> _Required action_
Pictures in the records below are skipped; the rest is copied exactly.

Provided records Start Marker

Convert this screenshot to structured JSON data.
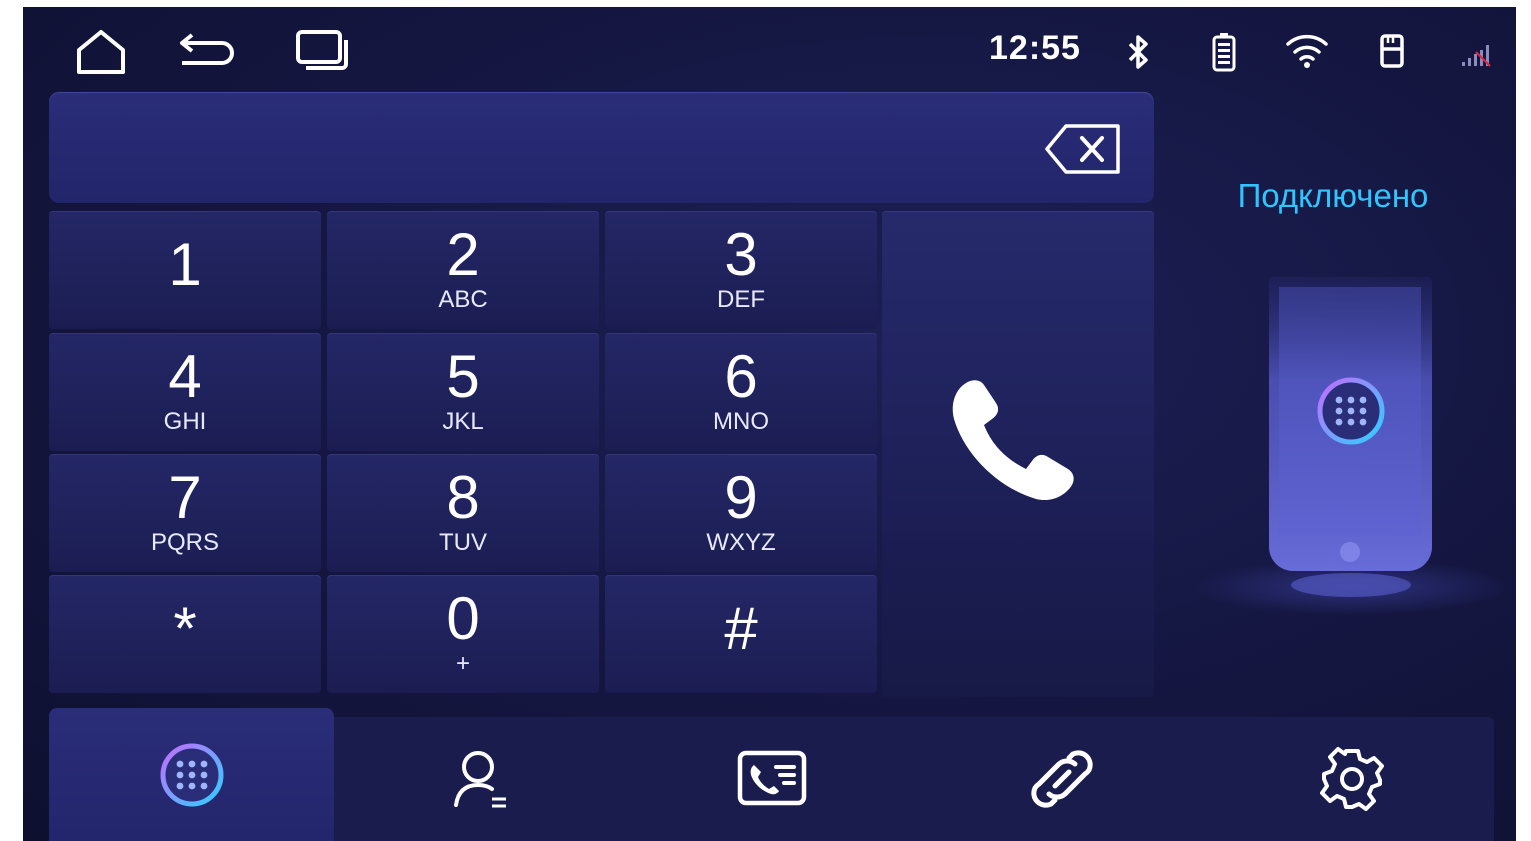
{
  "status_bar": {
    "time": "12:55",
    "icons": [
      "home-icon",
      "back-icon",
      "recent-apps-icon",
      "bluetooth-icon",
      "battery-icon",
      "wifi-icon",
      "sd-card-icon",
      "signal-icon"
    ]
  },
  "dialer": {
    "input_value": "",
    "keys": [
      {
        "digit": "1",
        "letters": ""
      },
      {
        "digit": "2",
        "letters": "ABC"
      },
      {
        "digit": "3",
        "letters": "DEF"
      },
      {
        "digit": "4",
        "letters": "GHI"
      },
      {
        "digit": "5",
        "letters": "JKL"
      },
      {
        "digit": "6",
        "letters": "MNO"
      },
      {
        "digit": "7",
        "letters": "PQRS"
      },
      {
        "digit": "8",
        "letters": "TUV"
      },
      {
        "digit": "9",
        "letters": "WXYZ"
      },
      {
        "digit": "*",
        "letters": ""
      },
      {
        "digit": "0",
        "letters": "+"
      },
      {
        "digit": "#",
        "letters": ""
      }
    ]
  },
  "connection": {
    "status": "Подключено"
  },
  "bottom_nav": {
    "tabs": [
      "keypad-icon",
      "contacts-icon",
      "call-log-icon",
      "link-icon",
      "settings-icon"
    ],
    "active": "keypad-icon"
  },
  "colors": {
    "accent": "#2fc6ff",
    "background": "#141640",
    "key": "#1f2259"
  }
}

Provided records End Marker

> _Exercise response_
Convert this screenshot to structured JSON data.
{
  "status_bar": {
    "time": "12:55",
    "icons": [
      "home-icon",
      "back-icon",
      "recent-apps-icon",
      "bluetooth-icon",
      "battery-icon",
      "wifi-icon",
      "sd-card-icon",
      "signal-icon"
    ]
  },
  "dialer": {
    "input_value": "",
    "keys": [
      {
        "digit": "1",
        "letters": ""
      },
      {
        "digit": "2",
        "letters": "ABC"
      },
      {
        "digit": "3",
        "letters": "DEF"
      },
      {
        "digit": "4",
        "letters": "GHI"
      },
      {
        "digit": "5",
        "letters": "JKL"
      },
      {
        "digit": "6",
        "letters": "MNO"
      },
      {
        "digit": "7",
        "letters": "PQRS"
      },
      {
        "digit": "8",
        "letters": "TUV"
      },
      {
        "digit": "9",
        "letters": "WXYZ"
      },
      {
        "digit": "*",
        "letters": ""
      },
      {
        "digit": "0",
        "letters": "+"
      },
      {
        "digit": "#",
        "letters": ""
      }
    ]
  },
  "connection": {
    "status": "Подключено"
  },
  "bottom_nav": {
    "tabs": [
      "keypad-icon",
      "contacts-icon",
      "call-log-icon",
      "link-icon",
      "settings-icon"
    ],
    "active": "keypad-icon"
  },
  "colors": {
    "accent": "#2fc6ff",
    "background": "#141640",
    "key": "#1f2259"
  }
}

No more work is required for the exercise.